Openreach waives broadband connection costs for low-income households

(Image credit: Openreach)

Openreach will not charge communications providers who connect low-income customers to its network, easing the financial burden on households who cannot afford broadband access.

The pandemic has narrowed the digital divide in terms of UK homes with access to the Internet but has exacerbated the negative effects of being disconnected.

Lockdown restrictions and social distancing measures have elevated the role of connectivity within society, with households increasingly reliant on their broadband service for commerce, work, education, entertainment, and communication.

Openreach fibre network

Of the 6% of households that remain disconnected, most are either older or are in lower household or financially vulnerable groups.

Many mobile and broadband operators have launched social tariffs to help alleviate the issue and now Openreach, whose network powers services from BT, Sky, TalkTalk and others, is going one step further.

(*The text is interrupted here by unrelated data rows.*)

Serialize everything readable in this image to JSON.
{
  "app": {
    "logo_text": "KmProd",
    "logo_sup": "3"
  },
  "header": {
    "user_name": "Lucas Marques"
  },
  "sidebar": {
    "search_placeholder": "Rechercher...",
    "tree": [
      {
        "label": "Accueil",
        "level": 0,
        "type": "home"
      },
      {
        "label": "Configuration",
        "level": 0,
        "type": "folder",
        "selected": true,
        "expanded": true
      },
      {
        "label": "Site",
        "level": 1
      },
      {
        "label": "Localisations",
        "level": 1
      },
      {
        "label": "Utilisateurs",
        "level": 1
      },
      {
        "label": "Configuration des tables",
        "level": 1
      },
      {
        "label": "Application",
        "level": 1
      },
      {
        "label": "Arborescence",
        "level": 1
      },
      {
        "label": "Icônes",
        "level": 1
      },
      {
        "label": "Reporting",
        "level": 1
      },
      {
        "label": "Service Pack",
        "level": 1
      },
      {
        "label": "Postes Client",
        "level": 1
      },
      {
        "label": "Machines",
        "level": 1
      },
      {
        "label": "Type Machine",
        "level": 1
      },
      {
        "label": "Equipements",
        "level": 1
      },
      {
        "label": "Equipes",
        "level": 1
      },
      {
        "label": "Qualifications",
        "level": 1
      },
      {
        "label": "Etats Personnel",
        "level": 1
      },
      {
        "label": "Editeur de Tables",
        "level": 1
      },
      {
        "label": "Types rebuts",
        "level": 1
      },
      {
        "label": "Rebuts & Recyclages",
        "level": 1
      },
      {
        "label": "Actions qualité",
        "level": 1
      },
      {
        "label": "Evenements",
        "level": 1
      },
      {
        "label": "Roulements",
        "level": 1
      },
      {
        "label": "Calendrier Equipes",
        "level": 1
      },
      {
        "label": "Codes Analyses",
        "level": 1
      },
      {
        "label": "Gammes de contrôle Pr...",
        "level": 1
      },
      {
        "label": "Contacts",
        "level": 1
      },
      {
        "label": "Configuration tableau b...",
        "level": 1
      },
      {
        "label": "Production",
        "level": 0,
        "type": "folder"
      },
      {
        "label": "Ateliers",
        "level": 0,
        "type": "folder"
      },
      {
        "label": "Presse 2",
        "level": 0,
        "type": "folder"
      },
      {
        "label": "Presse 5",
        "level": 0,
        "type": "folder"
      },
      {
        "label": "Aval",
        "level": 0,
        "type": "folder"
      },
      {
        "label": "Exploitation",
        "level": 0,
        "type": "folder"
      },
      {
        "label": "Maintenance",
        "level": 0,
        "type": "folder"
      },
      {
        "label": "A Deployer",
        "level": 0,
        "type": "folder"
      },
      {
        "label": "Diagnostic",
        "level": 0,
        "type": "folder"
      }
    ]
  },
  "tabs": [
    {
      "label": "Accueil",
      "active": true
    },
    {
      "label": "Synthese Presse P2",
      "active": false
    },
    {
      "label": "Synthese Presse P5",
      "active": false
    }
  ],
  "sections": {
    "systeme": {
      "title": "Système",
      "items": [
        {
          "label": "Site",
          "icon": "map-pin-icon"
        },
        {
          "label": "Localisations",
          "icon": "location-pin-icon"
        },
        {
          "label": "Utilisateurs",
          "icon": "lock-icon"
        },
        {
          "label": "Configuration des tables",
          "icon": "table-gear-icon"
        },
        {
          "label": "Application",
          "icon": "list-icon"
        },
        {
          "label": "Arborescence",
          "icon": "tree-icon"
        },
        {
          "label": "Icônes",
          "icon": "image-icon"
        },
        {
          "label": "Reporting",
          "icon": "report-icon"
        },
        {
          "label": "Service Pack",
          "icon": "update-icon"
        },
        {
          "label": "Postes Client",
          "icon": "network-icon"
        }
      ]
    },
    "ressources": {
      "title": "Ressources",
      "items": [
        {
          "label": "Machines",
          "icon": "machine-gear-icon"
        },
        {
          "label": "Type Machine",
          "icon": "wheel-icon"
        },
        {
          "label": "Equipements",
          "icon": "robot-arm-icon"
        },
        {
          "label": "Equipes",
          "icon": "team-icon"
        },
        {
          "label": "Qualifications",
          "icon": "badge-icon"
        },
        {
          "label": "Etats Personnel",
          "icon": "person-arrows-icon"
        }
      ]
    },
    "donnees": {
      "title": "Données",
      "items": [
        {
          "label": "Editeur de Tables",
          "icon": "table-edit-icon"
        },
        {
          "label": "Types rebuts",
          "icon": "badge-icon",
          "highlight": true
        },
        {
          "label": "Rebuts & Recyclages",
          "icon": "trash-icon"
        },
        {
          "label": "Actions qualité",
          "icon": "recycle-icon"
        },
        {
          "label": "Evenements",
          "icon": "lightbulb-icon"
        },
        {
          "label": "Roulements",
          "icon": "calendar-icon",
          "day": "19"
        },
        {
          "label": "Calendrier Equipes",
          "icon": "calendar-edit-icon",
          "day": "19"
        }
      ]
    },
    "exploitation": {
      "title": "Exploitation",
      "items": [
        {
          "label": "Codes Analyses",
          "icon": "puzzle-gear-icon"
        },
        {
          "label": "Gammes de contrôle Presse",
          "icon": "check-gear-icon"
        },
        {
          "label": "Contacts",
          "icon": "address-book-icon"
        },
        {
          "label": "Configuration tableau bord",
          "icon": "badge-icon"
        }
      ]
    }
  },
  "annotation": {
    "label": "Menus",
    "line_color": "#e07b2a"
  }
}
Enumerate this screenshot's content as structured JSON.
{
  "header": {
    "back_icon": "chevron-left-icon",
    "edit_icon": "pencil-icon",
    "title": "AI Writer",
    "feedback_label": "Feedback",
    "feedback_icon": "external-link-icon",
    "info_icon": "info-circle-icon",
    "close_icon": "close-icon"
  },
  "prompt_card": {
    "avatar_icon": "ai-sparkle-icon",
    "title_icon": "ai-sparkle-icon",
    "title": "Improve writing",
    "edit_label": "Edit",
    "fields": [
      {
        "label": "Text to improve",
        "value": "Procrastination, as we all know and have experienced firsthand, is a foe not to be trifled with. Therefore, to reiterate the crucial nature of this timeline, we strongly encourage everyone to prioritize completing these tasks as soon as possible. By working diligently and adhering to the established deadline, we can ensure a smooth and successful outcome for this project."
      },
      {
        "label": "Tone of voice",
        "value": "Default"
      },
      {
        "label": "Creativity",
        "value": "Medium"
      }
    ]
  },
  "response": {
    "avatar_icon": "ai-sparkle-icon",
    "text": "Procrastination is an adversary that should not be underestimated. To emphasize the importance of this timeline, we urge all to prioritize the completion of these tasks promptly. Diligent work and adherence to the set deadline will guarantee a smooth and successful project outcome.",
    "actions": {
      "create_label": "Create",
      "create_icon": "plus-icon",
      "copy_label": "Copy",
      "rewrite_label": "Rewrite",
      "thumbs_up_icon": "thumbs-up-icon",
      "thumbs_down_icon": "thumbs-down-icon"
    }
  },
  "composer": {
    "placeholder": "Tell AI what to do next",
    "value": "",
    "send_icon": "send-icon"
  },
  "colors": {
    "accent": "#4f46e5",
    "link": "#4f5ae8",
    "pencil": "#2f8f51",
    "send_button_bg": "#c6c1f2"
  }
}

Any broadband operator that connects a household that receives universal credit without any other earnings and hasn’t been connected to the Openreach network within the past 90 days will save up to £92 on the cost of connection. The broadband provider will then choose how to pass on the saving to their customer. This might mean lower up-front costs or a cheaper tariff.

“We believe everyone in the UK deserves access to decent, reliable and affordable broadband, and we’re working in every community, every day, to help make that a reality,” said Katie Milligan, Openreach MD for Customer, Commercial & Propositions.

“We hope this offer complements the range of existing support from providers across the industry and helps people who aren’t already online to start benefiting from the wealth of information, connectivity and opportunities that great broadband can deliver.”

Steve McCaskill is TechRadar Pro's resident mobile industry expert, covering all aspects of the UK and global news, from operators to service providers and everything in between. He is a former editor of Silicon UK and journalist with over a decade's experience in the technology industry, writing about technology, in particular, telecoms, mobile and sports tech, sports, video games and media.